■ Your assignment
All lines of the entries with "сервер" in them must be listed.

----- Source data

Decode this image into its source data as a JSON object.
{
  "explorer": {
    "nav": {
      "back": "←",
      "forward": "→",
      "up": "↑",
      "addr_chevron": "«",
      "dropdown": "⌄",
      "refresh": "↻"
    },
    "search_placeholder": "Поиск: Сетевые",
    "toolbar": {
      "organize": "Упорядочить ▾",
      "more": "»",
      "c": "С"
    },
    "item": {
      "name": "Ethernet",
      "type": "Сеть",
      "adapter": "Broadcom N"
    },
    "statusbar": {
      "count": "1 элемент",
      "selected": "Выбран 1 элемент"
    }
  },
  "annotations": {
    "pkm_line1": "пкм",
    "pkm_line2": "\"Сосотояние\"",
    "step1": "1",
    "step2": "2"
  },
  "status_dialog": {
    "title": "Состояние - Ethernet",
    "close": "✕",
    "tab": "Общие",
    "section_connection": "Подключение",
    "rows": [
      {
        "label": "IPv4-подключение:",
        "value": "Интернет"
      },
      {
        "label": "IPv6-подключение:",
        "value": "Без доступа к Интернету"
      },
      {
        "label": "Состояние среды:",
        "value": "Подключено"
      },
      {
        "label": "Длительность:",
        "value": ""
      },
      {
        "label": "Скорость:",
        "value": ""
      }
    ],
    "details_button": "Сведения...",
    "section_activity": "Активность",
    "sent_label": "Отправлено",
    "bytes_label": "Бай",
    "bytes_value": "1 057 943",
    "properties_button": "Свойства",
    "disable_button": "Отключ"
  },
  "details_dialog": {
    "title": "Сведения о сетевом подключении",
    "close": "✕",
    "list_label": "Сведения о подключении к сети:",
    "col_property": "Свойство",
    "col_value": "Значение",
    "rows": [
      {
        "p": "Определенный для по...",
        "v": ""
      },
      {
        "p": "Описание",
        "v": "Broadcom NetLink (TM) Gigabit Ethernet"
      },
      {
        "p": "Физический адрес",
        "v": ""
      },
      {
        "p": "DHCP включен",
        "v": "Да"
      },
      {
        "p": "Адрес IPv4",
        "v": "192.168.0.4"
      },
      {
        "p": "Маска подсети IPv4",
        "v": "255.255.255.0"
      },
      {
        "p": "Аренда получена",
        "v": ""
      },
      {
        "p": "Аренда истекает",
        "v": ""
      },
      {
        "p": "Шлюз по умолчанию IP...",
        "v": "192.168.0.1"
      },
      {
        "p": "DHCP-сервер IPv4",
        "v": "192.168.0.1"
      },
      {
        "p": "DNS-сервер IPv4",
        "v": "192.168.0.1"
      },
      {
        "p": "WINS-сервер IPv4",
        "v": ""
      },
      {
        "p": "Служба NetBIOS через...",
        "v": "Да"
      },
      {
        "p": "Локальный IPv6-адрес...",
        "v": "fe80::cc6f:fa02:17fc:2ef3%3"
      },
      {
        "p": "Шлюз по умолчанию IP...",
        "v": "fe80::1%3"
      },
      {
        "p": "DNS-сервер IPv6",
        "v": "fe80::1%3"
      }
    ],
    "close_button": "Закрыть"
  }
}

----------

■ Exercise output
        "p": "DHCP-сервер IPv4",
        "p": "DNS-сервер IPv4",
        "p": "WINS-сервер IPv4",
        "p": "DNS-сервер IPv6",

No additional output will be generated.